It's easy to be dogged by negative thoughts when you are looking for work, but it is also very counterproductive. If you have been job-hunting for a while, you start thinking the problem is with you, rather than the labor market.
Negative thoughts — “Of course they don't need someone like me” or “I'll never find a job” — can rob job seekers of energy and hamper their efforts.
There is a set of skills, a study of unemployed people found, that helps overcome these kinds of thoughts and makes it far more likely someone will receive a job offer.
People who reported using cognitive-behavioral techniques were more likely to show an improvement in depressive symptoms and report that they had received a job offer.
“Searching for a job is difficult in any circumstance, but it may be even more difficult for people who are depressed. But we found that there are specific skills that can help not only manage the symptoms of depression but also make it more likely that a person will receive a job offer,” said study co-author Daniel Strunk.
These skills he refers to are commonly taught as part of cognitive behavioral (CB) therapy. CB skills include:
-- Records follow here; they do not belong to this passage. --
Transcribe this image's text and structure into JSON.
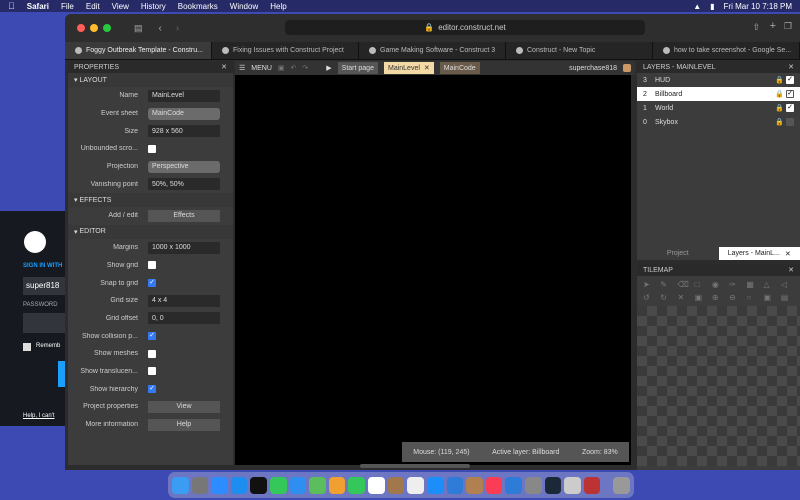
{
  "menubar": {
    "items": [
      "Safari",
      "File",
      "Edit",
      "View",
      "History",
      "Bookmarks",
      "Window",
      "Help"
    ],
    "datetime": "Fri Mar 10  7:18 PM"
  },
  "browser": {
    "url": "editor.construct.net",
    "tabs": [
      "Foggy Outbreak Template - Constru...",
      "Fixing Issues with Construct Project",
      "Game Making Software - Construct 3",
      "Construct - New Topic",
      "how to take screenshot - Google Se..."
    ]
  },
  "properties": {
    "title": "PROPERTIES",
    "sections": {
      "layout": "LAYOUT",
      "effects": "EFFECTS",
      "editor": "EDITOR"
    },
    "layout_props": [
      {
        "label": "Name",
        "value": "MainLevel"
      },
      {
        "label": "Event sheet",
        "value": "MainCode"
      },
      {
        "label": "Size",
        "value": "928 x 560"
      },
      {
        "label": "Unbounded scro...",
        "value": ""
      },
      {
        "label": "Projection",
        "value": "Perspective"
      },
      {
        "label": "Vanishing point",
        "value": "50%, 50%"
      }
    ],
    "effects_props": [
      {
        "label": "Add / edit",
        "value": "Effects"
      }
    ],
    "editor_props": [
      {
        "label": "Margins",
        "value": "1000 x 1000"
      },
      {
        "label": "Show grid",
        "value": ""
      },
      {
        "label": "Snap to grid",
        "value": ""
      },
      {
        "label": "Grid size",
        "value": "4 x 4"
      },
      {
        "label": "Grid offset",
        "value": "0, 0"
      },
      {
        "label": "Show collision p...",
        "value": ""
      },
      {
        "label": "Show meshes",
        "value": ""
      },
      {
        "label": "Show translucen...",
        "value": ""
      },
      {
        "label": "Show hierarchy",
        "value": ""
      },
      {
        "label": "Project properties",
        "value": "View"
      },
      {
        "label": "More information",
        "value": "Help"
      }
    ]
  },
  "toolbar": {
    "menu_label": "MENU",
    "tabs": [
      "Start page",
      "MainLevel",
      "MainCode"
    ],
    "user": "superchase818"
  },
  "status": {
    "mouse": "Mouse: (119, 245)",
    "layer": "Active layer: Billboard",
    "zoom": "Zoom: 83%"
  },
  "layers": {
    "title": "LAYERS - MAINLEVEL",
    "items": [
      {
        "num": "3",
        "name": "HUD"
      },
      {
        "num": "2",
        "name": "Billboard"
      },
      {
        "num": "1",
        "name": "World"
      },
      {
        "num": "0",
        "name": "Skybox"
      }
    ],
    "tabs": [
      "Project",
      "Layers - MainL..."
    ]
  },
  "tilemap": {
    "title": "TILEMAP"
  },
  "steam": {
    "sign_in": "SIGN IN WITH",
    "account": "super818",
    "password_label": "PASSWORD",
    "remember": "Rememb",
    "help": "Help, I can't"
  }
}
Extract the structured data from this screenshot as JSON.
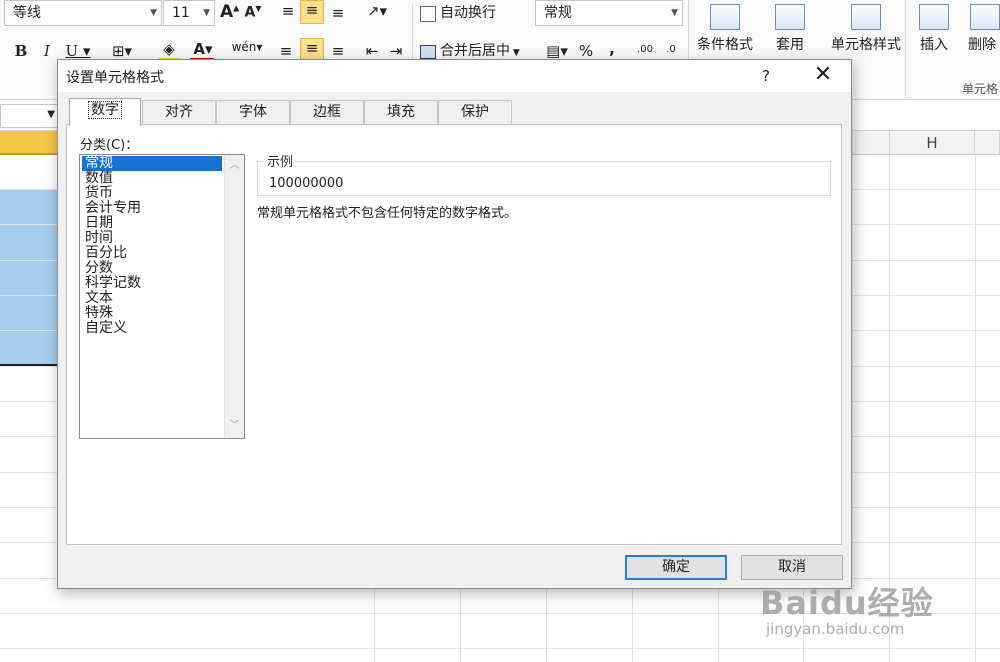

Strunk, an associate professor of psychology at Ohio State University, emphasizes how important it is to learn techniques for dealing with negative thoughts: “Some people just naturally catch themselves when they have negative thoughts and refocus on the positive and use other CB skills. These are the people who were more likely to find a job.”
Seventy-five unemployed people, aged 20 to 67, took part in two online surveys taken three months apart, and also completed several questionnaires that measured depressive symptoms, a variety of other psychological variables, as well as how often they used CB skills such as countering their own negative thoughts.
After three months, people who reported using the cognitive-behavioral skills were more likely to show an improvement in depressive symptoms and report that they had received a job offer.
Some people naturally see the glass as half empty. There are probably some jobs, such as insurance claims adjuster, where that may be an asset, but in general, negativity is not what employers are looking for. So it makes sense that focusing on how the glass is also half full is much more likely to get you hired.
The study appears in the Journal of Clinical Psychology.